"""

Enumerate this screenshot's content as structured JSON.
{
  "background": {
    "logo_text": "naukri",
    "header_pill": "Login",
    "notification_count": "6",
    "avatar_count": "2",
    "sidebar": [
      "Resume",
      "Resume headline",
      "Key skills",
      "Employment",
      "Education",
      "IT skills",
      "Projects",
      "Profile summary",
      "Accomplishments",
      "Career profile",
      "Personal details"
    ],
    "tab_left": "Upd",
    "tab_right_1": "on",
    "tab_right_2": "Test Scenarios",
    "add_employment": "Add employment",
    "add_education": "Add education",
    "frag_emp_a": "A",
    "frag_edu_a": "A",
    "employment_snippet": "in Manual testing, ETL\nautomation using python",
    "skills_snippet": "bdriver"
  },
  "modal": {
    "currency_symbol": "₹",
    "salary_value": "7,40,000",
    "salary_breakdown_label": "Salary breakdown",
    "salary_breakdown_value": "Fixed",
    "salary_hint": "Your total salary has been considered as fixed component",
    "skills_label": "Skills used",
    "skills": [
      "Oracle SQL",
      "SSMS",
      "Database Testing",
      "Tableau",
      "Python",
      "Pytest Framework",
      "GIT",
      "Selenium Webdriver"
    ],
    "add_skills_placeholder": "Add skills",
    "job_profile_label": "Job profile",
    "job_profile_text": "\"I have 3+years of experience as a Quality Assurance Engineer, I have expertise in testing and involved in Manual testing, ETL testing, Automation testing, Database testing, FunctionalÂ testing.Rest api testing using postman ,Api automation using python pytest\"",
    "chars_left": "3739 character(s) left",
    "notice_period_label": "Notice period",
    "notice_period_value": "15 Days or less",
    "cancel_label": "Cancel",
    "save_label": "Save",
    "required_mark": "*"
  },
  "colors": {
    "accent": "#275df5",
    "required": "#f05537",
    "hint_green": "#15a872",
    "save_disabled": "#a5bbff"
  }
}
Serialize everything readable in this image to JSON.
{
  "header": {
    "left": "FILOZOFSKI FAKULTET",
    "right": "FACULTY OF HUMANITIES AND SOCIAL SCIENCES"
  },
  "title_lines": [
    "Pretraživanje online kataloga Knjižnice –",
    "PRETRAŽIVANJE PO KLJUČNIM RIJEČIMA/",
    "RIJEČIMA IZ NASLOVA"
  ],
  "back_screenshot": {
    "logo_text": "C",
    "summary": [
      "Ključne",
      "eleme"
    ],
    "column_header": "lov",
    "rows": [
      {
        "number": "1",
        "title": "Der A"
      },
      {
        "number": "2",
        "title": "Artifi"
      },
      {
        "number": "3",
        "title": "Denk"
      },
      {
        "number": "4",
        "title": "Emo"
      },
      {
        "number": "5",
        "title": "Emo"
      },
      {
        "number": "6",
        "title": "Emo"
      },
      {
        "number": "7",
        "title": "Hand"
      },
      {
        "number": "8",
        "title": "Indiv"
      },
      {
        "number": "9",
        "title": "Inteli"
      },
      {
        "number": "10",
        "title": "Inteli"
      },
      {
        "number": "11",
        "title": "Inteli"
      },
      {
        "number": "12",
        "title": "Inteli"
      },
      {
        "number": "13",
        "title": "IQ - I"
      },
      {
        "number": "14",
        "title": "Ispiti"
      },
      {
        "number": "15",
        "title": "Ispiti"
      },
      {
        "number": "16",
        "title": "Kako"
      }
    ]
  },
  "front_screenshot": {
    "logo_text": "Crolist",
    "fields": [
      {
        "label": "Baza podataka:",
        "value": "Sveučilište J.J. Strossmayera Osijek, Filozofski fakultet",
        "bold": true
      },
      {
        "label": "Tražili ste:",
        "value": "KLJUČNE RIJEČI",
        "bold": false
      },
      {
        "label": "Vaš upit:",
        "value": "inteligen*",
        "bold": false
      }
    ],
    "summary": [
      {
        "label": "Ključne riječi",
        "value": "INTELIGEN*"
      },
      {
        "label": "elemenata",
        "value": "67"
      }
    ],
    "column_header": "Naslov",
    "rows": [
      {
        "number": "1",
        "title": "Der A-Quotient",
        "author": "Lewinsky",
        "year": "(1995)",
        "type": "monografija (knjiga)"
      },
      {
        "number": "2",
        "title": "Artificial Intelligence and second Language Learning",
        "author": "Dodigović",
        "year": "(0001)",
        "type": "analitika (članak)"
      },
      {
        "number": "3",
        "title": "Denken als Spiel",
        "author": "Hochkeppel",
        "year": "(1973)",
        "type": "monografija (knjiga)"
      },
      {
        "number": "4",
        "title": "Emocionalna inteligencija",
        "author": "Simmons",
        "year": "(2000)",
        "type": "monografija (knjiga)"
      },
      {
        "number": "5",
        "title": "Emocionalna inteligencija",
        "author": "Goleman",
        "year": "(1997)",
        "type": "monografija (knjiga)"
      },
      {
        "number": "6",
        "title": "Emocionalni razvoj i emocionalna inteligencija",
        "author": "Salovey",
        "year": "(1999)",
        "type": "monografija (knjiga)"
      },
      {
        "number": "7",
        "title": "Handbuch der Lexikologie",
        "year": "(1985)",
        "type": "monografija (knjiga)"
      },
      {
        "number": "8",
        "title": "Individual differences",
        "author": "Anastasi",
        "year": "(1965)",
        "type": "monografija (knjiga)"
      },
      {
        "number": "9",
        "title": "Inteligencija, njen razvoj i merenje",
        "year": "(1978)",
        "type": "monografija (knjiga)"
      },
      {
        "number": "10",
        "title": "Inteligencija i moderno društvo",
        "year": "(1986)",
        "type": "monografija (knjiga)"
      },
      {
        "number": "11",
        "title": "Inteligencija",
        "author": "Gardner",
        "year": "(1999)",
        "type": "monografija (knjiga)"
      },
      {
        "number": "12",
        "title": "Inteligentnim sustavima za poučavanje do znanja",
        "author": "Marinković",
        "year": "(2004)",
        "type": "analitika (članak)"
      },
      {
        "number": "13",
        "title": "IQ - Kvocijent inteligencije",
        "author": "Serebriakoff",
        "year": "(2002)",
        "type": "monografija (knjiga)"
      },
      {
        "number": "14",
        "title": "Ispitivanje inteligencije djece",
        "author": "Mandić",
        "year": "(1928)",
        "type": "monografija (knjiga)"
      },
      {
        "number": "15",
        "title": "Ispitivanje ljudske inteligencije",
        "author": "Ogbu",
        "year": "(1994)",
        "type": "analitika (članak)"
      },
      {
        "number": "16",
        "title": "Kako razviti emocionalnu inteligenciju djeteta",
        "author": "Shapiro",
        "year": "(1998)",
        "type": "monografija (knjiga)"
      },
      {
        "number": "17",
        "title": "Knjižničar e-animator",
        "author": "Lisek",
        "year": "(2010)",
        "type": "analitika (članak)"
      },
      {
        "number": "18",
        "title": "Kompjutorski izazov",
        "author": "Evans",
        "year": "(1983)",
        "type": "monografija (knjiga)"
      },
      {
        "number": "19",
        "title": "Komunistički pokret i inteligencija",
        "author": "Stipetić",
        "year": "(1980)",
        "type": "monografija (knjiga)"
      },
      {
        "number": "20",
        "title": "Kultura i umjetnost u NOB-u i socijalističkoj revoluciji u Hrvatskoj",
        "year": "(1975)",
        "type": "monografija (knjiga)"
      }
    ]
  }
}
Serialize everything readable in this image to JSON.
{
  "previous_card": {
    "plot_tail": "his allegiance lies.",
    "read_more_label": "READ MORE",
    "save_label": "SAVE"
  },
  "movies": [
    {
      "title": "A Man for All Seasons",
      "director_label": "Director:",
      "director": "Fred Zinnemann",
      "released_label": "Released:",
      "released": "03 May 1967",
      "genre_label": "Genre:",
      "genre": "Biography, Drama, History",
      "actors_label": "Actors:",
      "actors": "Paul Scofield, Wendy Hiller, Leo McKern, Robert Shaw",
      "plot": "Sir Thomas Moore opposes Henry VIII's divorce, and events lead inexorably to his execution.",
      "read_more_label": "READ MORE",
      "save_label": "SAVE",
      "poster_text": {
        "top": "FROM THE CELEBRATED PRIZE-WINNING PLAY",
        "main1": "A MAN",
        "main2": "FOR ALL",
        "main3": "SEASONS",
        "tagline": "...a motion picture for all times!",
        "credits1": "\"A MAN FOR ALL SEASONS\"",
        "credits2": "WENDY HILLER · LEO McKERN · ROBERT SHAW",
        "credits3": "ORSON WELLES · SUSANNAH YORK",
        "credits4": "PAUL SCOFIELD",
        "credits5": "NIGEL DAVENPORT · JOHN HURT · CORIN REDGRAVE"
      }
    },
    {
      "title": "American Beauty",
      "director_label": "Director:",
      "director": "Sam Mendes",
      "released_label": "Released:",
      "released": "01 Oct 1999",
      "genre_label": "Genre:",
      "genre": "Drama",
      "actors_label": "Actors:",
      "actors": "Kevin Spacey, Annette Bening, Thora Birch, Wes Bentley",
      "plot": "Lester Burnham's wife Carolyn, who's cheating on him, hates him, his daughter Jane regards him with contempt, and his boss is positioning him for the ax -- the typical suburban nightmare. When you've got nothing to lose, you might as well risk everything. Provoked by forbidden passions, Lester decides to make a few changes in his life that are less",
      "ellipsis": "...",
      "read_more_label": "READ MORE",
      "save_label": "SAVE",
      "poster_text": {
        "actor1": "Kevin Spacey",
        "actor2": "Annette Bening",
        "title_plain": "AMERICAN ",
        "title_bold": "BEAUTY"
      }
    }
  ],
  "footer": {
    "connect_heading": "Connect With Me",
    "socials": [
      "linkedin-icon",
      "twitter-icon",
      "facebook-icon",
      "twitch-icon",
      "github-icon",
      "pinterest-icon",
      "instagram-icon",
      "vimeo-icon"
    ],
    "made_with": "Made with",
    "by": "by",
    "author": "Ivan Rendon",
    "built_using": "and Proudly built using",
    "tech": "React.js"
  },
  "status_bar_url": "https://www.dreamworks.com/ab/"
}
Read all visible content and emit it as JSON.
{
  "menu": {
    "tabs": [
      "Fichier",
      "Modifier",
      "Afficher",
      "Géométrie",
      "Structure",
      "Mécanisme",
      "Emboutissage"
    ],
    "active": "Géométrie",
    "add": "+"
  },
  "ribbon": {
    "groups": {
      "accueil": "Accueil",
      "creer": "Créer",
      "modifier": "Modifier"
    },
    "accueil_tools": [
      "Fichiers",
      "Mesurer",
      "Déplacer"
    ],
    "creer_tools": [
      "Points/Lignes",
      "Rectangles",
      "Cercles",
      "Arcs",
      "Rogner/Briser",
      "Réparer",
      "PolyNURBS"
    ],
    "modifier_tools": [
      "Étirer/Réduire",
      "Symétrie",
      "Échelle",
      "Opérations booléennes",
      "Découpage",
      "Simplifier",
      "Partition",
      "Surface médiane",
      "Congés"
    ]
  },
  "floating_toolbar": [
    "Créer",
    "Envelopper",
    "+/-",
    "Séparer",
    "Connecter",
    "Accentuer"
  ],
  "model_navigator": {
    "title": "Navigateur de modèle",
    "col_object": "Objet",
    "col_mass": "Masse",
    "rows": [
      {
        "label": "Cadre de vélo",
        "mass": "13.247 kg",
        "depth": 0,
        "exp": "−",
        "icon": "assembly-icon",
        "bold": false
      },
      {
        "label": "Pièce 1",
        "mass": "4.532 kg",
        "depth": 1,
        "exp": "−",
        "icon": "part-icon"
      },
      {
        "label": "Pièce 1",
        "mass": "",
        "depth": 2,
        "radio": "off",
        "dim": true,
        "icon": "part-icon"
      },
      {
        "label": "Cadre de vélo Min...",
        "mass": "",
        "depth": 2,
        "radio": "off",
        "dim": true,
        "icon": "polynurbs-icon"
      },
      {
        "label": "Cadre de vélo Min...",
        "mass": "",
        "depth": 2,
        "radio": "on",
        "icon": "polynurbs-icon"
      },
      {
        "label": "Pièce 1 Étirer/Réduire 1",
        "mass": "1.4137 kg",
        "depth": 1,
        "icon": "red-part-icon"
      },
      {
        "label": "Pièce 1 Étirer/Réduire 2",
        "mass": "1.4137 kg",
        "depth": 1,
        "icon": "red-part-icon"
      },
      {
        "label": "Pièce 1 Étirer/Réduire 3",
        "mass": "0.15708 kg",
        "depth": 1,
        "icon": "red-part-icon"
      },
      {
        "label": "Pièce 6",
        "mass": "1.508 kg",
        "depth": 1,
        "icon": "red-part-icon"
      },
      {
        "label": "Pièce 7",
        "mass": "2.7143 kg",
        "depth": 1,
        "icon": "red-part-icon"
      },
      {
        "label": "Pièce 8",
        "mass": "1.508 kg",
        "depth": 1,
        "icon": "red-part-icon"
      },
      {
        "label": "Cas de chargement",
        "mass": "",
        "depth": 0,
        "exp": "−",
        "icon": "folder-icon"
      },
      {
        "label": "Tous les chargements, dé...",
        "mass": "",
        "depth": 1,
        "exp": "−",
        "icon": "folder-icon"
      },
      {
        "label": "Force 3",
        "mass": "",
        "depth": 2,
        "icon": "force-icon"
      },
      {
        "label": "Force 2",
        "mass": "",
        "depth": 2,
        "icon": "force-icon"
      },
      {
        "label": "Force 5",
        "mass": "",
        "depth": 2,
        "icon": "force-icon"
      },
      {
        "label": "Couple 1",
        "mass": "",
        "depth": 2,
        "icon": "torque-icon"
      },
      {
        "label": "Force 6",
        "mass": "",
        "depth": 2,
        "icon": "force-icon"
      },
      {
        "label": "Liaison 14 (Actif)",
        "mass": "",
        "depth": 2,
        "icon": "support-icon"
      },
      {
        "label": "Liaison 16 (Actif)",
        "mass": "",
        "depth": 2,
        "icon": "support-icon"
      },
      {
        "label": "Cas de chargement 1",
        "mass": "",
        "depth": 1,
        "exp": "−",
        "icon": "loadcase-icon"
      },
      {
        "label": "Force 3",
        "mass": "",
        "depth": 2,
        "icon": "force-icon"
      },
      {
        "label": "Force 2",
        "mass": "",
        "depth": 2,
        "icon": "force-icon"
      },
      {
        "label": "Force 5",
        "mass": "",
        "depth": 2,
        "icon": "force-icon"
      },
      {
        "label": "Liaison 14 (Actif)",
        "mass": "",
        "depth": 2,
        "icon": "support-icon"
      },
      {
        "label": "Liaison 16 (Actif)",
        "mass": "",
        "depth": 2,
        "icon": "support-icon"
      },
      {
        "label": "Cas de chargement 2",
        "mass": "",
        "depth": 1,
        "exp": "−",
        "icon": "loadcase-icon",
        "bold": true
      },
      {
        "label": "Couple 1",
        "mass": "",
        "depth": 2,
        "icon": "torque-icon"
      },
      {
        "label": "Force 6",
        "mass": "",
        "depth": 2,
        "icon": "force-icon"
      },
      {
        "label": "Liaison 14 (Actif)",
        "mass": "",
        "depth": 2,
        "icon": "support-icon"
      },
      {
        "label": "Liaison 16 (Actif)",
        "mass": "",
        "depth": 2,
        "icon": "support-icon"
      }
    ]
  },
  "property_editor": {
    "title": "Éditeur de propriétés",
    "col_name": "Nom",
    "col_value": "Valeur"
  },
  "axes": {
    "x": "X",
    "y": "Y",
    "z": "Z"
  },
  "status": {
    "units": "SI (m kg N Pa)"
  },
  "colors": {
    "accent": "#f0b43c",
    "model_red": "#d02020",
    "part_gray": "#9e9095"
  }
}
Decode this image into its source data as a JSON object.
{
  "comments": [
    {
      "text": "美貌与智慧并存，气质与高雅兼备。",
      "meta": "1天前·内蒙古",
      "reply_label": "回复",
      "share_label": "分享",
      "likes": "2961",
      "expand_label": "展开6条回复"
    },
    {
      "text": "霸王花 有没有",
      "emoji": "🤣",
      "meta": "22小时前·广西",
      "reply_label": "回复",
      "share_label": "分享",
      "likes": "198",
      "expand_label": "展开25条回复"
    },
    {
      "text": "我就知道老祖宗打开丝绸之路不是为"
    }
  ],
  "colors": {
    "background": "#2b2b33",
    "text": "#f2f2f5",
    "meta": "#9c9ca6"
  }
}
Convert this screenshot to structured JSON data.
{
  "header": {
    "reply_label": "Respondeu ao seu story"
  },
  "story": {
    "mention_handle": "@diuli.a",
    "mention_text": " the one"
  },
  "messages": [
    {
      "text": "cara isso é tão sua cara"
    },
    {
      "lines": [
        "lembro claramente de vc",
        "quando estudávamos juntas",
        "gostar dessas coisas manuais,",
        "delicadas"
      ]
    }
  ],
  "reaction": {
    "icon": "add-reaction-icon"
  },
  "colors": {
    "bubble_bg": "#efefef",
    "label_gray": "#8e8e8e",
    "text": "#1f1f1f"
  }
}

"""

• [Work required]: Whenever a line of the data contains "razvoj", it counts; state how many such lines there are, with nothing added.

• [Exercise answer]: 2